## ABOUT THIS TASK:
In the records that come next, find every line with "Midfielder". Return those lines.
-- RECORD SET follows --
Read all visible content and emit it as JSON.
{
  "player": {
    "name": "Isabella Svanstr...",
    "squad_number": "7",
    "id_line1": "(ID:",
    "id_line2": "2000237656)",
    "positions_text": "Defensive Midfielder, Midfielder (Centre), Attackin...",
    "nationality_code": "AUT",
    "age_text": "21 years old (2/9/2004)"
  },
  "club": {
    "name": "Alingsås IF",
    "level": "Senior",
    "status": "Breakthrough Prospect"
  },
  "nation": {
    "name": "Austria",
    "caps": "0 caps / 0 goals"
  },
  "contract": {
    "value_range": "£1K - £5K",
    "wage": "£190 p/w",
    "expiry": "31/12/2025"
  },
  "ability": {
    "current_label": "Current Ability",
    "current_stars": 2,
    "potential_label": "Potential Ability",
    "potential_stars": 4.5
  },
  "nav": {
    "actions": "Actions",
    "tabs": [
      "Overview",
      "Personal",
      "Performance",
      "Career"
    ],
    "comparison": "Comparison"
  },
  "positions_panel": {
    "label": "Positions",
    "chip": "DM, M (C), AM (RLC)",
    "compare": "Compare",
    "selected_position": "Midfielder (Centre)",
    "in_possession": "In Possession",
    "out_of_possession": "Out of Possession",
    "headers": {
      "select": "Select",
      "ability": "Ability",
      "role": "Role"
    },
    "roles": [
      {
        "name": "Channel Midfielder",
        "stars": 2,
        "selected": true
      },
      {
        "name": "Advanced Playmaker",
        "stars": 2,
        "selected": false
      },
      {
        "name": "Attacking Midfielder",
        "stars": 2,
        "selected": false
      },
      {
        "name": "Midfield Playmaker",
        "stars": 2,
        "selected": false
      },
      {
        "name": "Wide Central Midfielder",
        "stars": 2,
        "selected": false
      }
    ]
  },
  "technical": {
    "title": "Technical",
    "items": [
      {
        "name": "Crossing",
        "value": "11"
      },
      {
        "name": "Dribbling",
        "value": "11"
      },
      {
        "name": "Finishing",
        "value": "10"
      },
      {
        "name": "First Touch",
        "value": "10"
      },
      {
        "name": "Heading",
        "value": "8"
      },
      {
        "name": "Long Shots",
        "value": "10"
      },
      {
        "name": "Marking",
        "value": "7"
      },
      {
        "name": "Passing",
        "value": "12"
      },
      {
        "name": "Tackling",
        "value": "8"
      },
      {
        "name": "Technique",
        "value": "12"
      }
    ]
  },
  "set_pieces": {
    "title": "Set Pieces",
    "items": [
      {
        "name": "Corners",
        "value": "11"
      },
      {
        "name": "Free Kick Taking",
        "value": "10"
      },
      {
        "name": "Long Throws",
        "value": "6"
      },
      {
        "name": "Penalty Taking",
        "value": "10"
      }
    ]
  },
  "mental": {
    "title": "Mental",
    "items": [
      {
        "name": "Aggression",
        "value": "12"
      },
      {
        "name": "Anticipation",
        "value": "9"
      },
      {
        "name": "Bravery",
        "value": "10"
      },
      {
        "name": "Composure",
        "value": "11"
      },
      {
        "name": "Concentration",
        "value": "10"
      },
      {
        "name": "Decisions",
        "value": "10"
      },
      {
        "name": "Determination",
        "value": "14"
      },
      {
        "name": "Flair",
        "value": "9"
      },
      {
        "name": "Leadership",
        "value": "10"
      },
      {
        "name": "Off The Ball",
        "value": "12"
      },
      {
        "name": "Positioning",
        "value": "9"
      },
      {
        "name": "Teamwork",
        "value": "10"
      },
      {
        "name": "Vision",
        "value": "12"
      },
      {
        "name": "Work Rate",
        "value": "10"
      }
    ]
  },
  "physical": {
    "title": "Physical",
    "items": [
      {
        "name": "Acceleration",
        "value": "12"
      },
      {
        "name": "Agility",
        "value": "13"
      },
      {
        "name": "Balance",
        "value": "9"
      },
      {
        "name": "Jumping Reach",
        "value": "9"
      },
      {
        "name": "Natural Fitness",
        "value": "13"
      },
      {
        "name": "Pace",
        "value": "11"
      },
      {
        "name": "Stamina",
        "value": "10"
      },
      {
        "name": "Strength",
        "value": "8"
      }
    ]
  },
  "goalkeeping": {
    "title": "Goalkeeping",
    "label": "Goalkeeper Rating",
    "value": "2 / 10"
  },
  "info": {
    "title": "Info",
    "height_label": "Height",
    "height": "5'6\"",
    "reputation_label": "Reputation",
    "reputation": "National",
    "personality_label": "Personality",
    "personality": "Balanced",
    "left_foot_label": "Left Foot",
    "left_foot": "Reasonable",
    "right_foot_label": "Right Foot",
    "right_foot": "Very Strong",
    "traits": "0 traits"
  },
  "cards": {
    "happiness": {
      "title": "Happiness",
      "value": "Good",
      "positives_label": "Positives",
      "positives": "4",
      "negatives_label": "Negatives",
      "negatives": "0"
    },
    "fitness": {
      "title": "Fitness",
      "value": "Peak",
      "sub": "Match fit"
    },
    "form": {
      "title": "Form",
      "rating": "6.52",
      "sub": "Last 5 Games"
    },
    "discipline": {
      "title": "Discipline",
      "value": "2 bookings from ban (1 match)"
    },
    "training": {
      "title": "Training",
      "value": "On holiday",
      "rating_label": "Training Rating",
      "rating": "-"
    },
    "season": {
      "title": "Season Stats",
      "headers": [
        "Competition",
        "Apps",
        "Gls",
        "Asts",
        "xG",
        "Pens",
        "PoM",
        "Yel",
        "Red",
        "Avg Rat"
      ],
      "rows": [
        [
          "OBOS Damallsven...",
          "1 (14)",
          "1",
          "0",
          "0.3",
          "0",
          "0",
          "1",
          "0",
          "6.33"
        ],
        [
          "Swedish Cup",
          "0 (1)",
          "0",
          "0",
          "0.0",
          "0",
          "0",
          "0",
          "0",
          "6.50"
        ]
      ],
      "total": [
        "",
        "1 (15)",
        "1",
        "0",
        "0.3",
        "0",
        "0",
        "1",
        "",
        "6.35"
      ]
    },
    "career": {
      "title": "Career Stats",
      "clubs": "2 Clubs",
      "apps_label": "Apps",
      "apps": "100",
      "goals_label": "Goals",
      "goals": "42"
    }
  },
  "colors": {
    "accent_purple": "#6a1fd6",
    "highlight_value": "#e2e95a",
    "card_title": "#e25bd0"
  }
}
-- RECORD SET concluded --
## SOLUTION TO THE EXERCISE:
    "positions_text": "Defensive Midfielder, Midfielder (Centre), Attackin...",
    "selected_position": "Midfielder (Centre)",
        "name": "Channel Midfielder",
        "name": "Attacking Midfielder",
        "name": "Wide Central Midfielder",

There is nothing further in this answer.